[SUPPLIED RECORDS]
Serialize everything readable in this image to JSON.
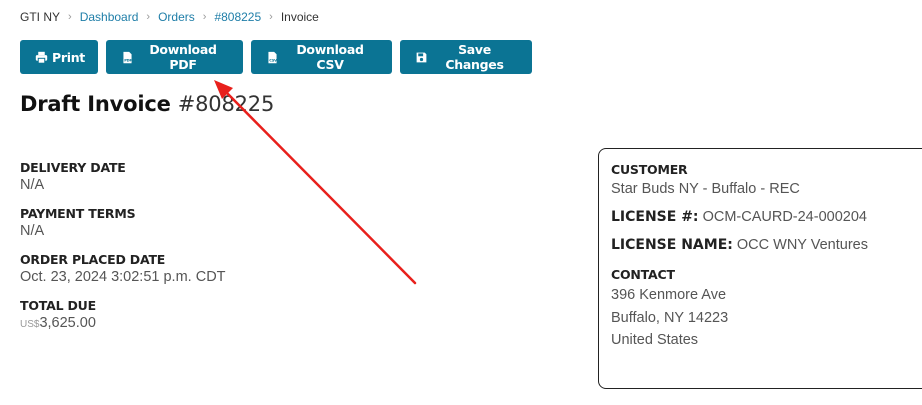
{
  "breadcrumb": {
    "root": "GTI NY",
    "items": [
      "Dashboard",
      "Orders",
      "#808225"
    ],
    "current": "Invoice"
  },
  "toolbar": {
    "print": "Print",
    "download_pdf": "Download PDF",
    "download_csv": "Download CSV",
    "save": "Save Changes"
  },
  "heading": {
    "title": "Draft Invoice",
    "number": "#808225"
  },
  "details": {
    "delivery_date_label": "DELIVERY DATE",
    "delivery_date": "N/A",
    "payment_terms_label": "PAYMENT TERMS",
    "payment_terms": "N/A",
    "order_placed_label": "ORDER PLACED DATE",
    "order_placed": "Oct. 23, 2024 3:02:51 p.m. CDT",
    "total_due_label": "TOTAL DUE",
    "currency": "US$",
    "total_due": "3,625.00"
  },
  "customer": {
    "label": "CUSTOMER",
    "name": "Star Buds NY - Buffalo - REC",
    "license_no_label": "LICENSE #:",
    "license_no": "OCM-CAURD-24-000204",
    "license_name_label": "LICENSE NAME:",
    "license_name": "OCC WNY Ventures",
    "contact_label": "CONTACT",
    "address_lines": [
      "396 Kenmore Ave",
      "Buffalo, NY 14223",
      "United States"
    ]
  },
  "colors": {
    "primary_button": "#0b7494",
    "link": "#1f7ea8",
    "annotation_arrow": "#e8201c"
  },
  "icons": {
    "print": "printer-icon",
    "download_pdf": "pdf-file-icon",
    "download_csv": "csv-file-icon",
    "save": "floppy-disk-icon",
    "separator": "chevron-right-icon"
  }
}
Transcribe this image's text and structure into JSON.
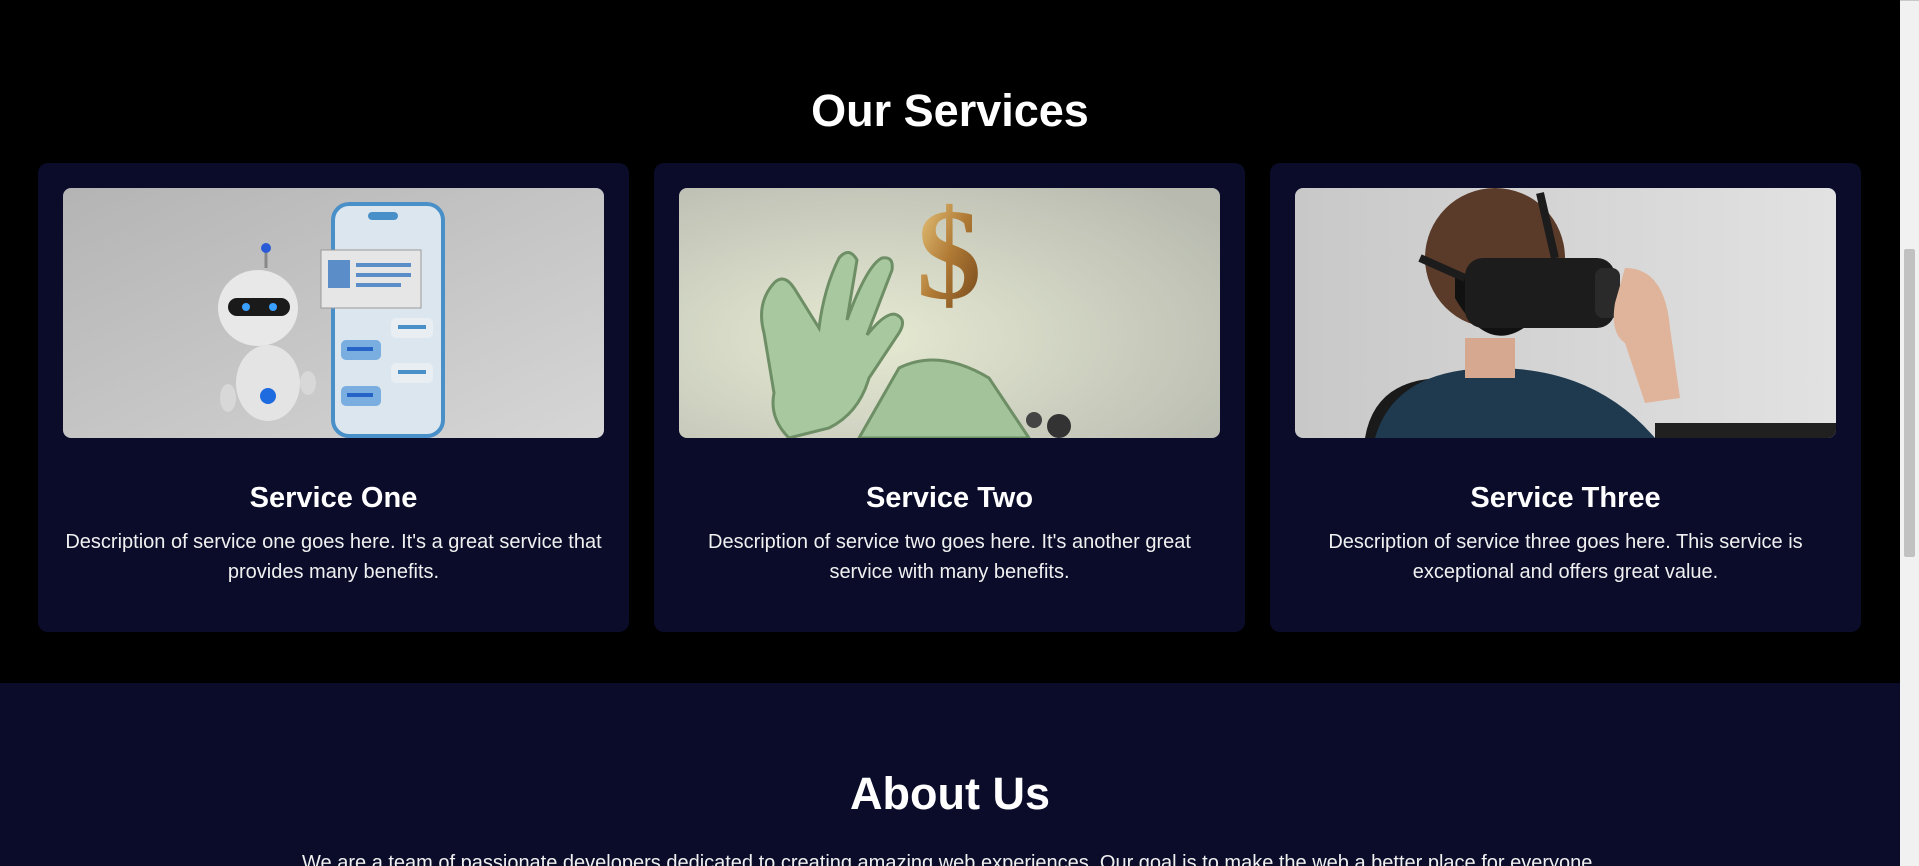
{
  "services": {
    "title": "Our Services",
    "cards": [
      {
        "title": "Service One",
        "description": "Description of service one goes here. It's a great service that provides many benefits.",
        "image": "robot-chatbot-phone-illustration"
      },
      {
        "title": "Service Two",
        "description": "Description of service two goes here. It's another great service with many benefits.",
        "image": "robotic-hand-dollar-sign"
      },
      {
        "title": "Service Three",
        "description": "Description of service three goes here. This service is exceptional and offers great value.",
        "image": "person-wearing-vr-headset"
      }
    ]
  },
  "about": {
    "title": "About Us",
    "text": "We are a team of passionate developers dedicated to creating amazing web experiences. Our goal is to make the web a better place for everyone."
  },
  "colors": {
    "page_background": "#000000",
    "card_background": "#0a0c2a",
    "about_background": "#0a0c2a",
    "text": "#ffffff"
  }
}
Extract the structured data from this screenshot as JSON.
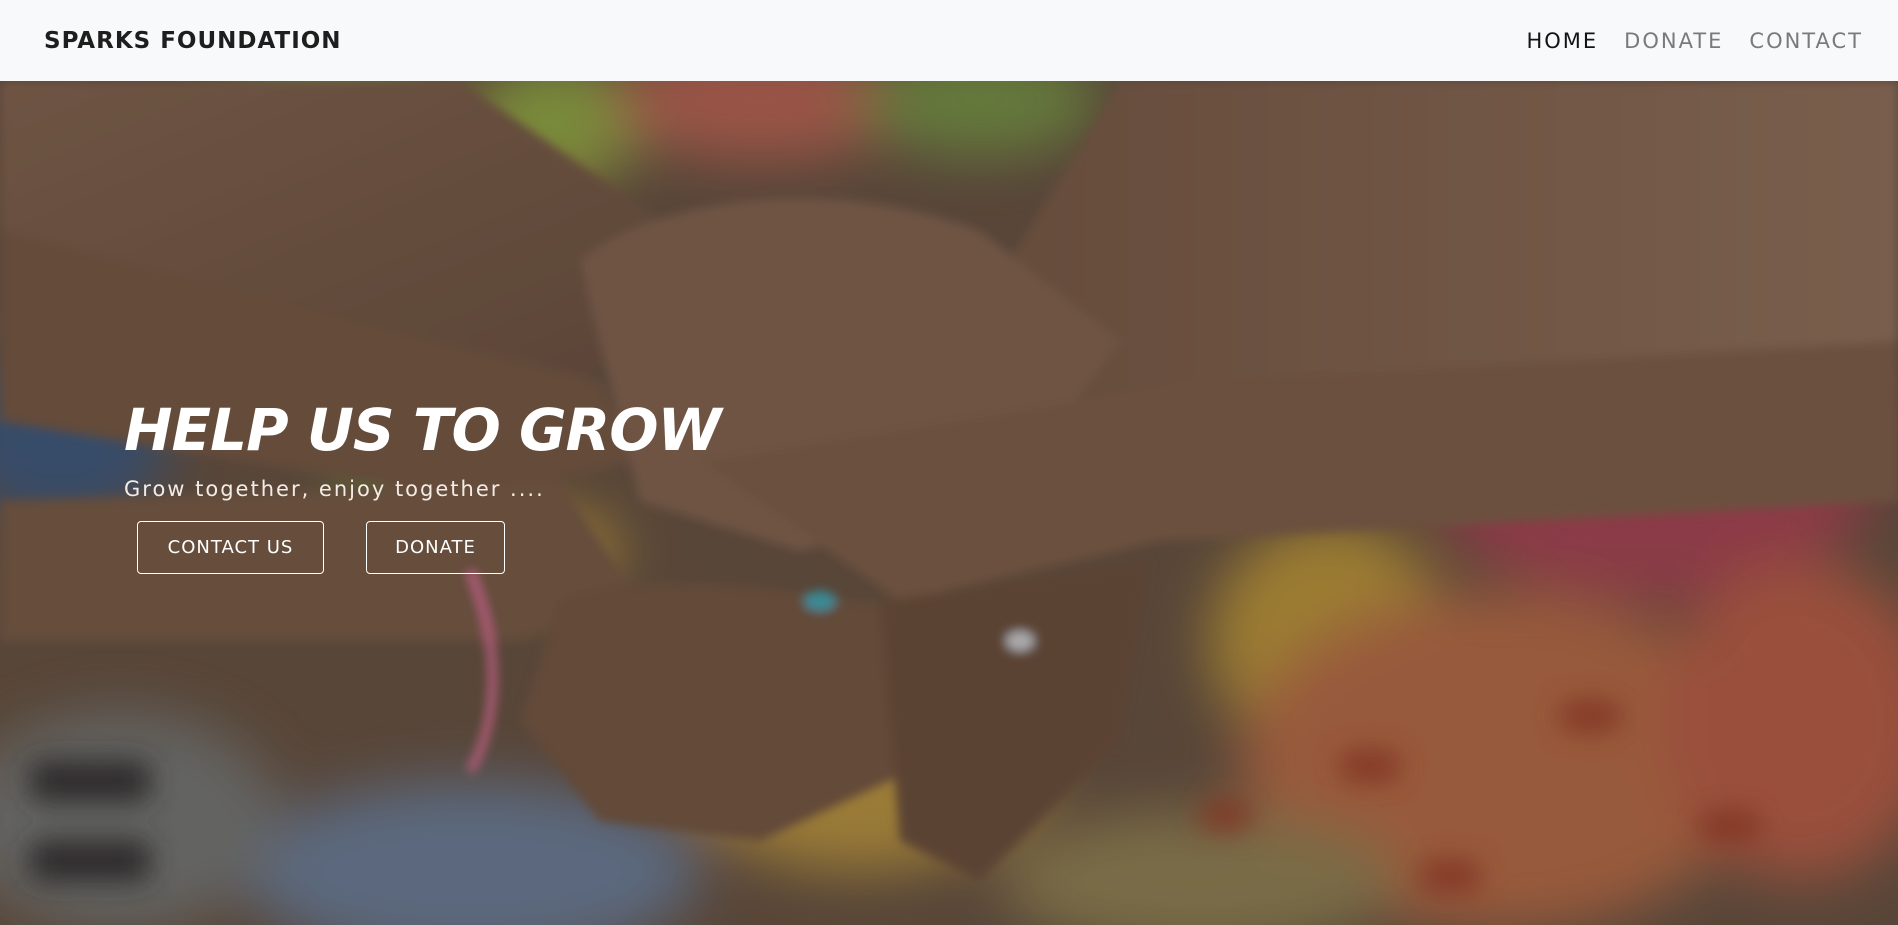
{
  "navbar": {
    "brand": "SPARKS FOUNDATION",
    "links": [
      {
        "label": "HOME",
        "active": true
      },
      {
        "label": "DONATE",
        "active": false
      },
      {
        "label": "CONTACT",
        "active": false
      }
    ]
  },
  "hero": {
    "title": "HELP US TO GROW",
    "subtitle": "Grow together, enjoy together ....",
    "buttons": {
      "contact_label": "CONTACT US",
      "donate_label": "DONATE"
    }
  },
  "colors": {
    "navbar_bg": "#f8f9fa",
    "brand_text": "#1e1e1e",
    "nav_active": "#141414",
    "nav_inactive": "#7a7a7a",
    "hero_text": "#ffffff"
  }
}
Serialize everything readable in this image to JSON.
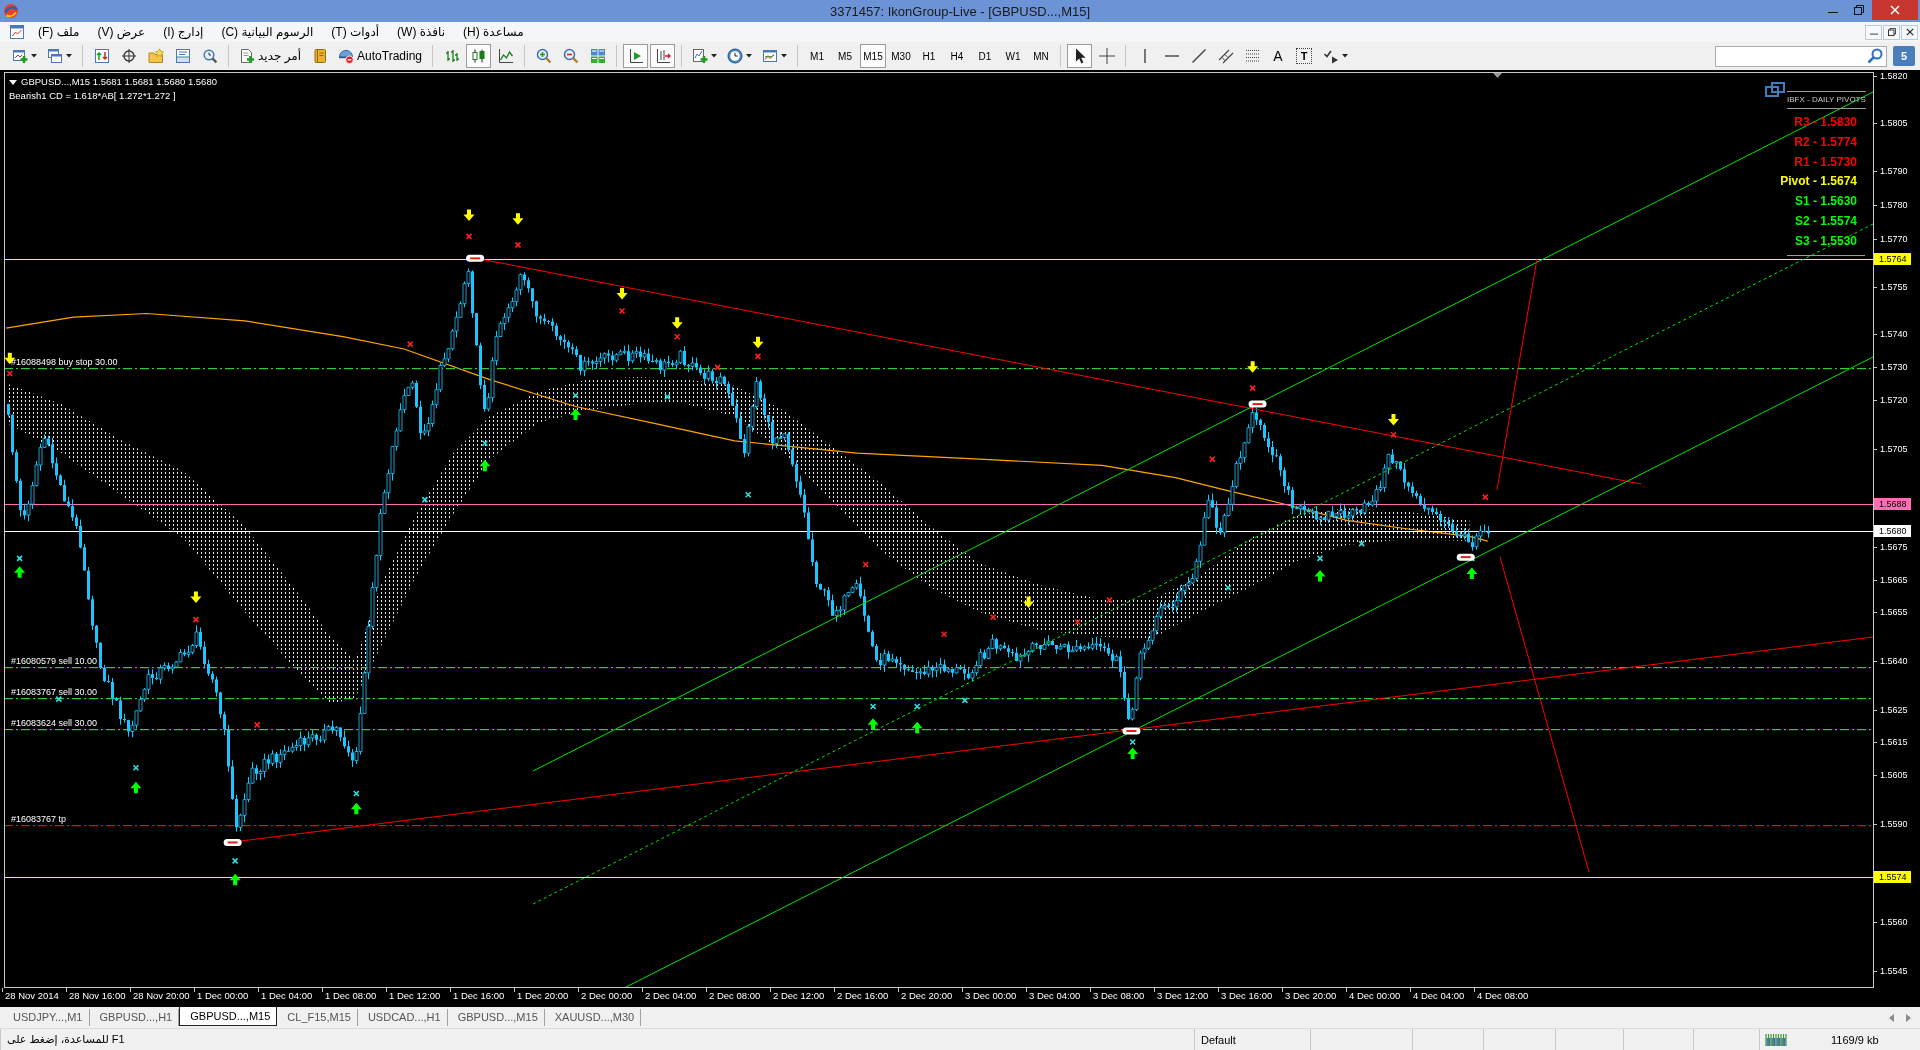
{
  "window": {
    "title": "3371457: IkonGroup-Live - [GBPUSD...,M15]"
  },
  "menu": [
    "مساعدة (H)",
    "نافذة (W)",
    "أدوات (T)",
    "الرسوم البيانية (C)",
    "إدارج (I)",
    "عرض (V)",
    "ملف (F)"
  ],
  "toolbar": {
    "new_order": "أمر جديد",
    "autotrading": "AutoTrading",
    "chart_types": [
      {
        "kind": "bars",
        "selected": false
      },
      {
        "kind": "candles",
        "selected": true
      },
      {
        "kind": "line",
        "selected": false
      }
    ],
    "auto_scroll": {
      "on": true
    },
    "chart_shift": {
      "on": true
    },
    "periods": [
      {
        "label": "M1",
        "selected": false
      },
      {
        "label": "M5",
        "selected": false
      },
      {
        "label": "M15",
        "selected": true
      },
      {
        "label": "M30",
        "selected": false
      },
      {
        "label": "H1",
        "selected": false
      },
      {
        "label": "H4",
        "selected": false
      },
      {
        "label": "D1",
        "selected": false
      },
      {
        "label": "W1",
        "selected": false
      },
      {
        "label": "MN",
        "selected": false
      }
    ],
    "cursor_modes": [
      {
        "kind": "cursor",
        "selected": true
      },
      {
        "kind": "crosshair",
        "selected": false
      }
    ],
    "text_tools": [
      {
        "kind": "text",
        "label": "A"
      },
      {
        "kind": "label",
        "label": "T"
      }
    ],
    "messages_badge": "5"
  },
  "chart": {
    "header": [
      "GBPUSD...,M15 1.5681 1.5681 1.5680 1.5680",
      "Bearish1 CD = 1.618*AB[ 1.272*1.272 ]"
    ],
    "pivots": {
      "title": "IBFX - DAILY PIVOTS",
      "levels": [
        {
          "text": "R3 - 1.5830",
          "color": "#ff0000"
        },
        {
          "text": "R2 - 1.5774",
          "color": "#ff0000"
        },
        {
          "text": "R1 - 1.5730",
          "color": "#ff0000"
        },
        {
          "text": "Pivot - 1.5674",
          "color": "#ffff00"
        },
        {
          "text": "S1 - 1.5630",
          "color": "#00ff00"
        },
        {
          "text": "S2 - 1.5574",
          "color": "#00ff00"
        },
        {
          "text": "S3 - 1.5530",
          "color": "#00ff00"
        }
      ]
    },
    "order_lines": [
      {
        "label": "#16088498 buy stop 30.00",
        "color": "#32cd32"
      },
      {
        "label": "#16080579 sell 10.00",
        "color": "#32cd32"
      },
      {
        "label": "#16083767 sell 30.00",
        "color": "#32cd32"
      },
      {
        "label": "#16083624 sell 30.00",
        "color": "#32cd32"
      },
      {
        "label": "#16083767 tp",
        "color": "#ff0000"
      }
    ],
    "price_tags": [
      {
        "text": "1.5764",
        "color": "#ffff00"
      },
      {
        "text": "1.5688",
        "color": "#ff6eb4"
      },
      {
        "text": "1.5680",
        "color": "#ffffff"
      },
      {
        "text": "1.5574",
        "color": "#ffff00"
      }
    ],
    "price_axis": [
      "1.5820",
      "1.5805",
      "1.5790",
      "1.5780",
      "1.5770",
      "1.5755",
      "1.5740",
      "1.5730",
      "1.5720",
      "1.5705",
      "1.5675",
      "1.5665",
      "1.5655",
      "1.5640",
      "1.5625",
      "1.5615",
      "1.5605",
      "1.5590",
      "1.5560",
      "1.5545"
    ],
    "time_axis": [
      "28 Nov 2014",
      "28 Nov 16:00",
      "28 Nov 20:00",
      "1 Dec 00:00",
      "1 Dec 04:00",
      "1 Dec 08:00",
      "1 Dec 12:00",
      "1 Dec 16:00",
      "1 Dec 20:00",
      "2 Dec 00:00",
      "2 Dec 04:00",
      "2 Dec 08:00",
      "2 Dec 12:00",
      "2 Dec 16:00",
      "2 Dec 20:00",
      "3 Dec 00:00",
      "3 Dec 04:00",
      "3 Dec 08:00",
      "3 Dec 12:00",
      "3 Dec 16:00",
      "3 Dec 20:00",
      "4 Dec 00:00",
      "4 Dec 04:00",
      "4 Dec 08:00"
    ]
  },
  "tabs": [
    {
      "label": "USDJPY...,M1",
      "selected": false
    },
    {
      "label": "GBPUSD...,H1",
      "selected": false
    },
    {
      "label": "GBPUSD...,M15",
      "selected": true
    },
    {
      "label": "CL_F15,M15",
      "selected": false
    },
    {
      "label": "USDCAD...,H1",
      "selected": false
    },
    {
      "label": "GBPUSD...,M15",
      "selected": false
    },
    {
      "label": "XAUUSD...,M30",
      "selected": false
    }
  ],
  "status_bar": {
    "help": "للمساعدة، إضغط على F1",
    "profile": "Default",
    "traffic": "1169/9 kb"
  }
}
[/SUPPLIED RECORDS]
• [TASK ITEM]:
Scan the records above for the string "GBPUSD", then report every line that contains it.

• [SOLUTION FOR THIS PROBLEM]:
    "title": "3371457: IkonGroup-Live - [GBPUSD...,M15]"
      "GBPUSD...,M15 1.5681 1.5681 1.5680 1.5680",
      "label": "GBPUSD...,H1",
      "label": "GBPUSD...,M15",
      "label": "GBPUSD...,M15",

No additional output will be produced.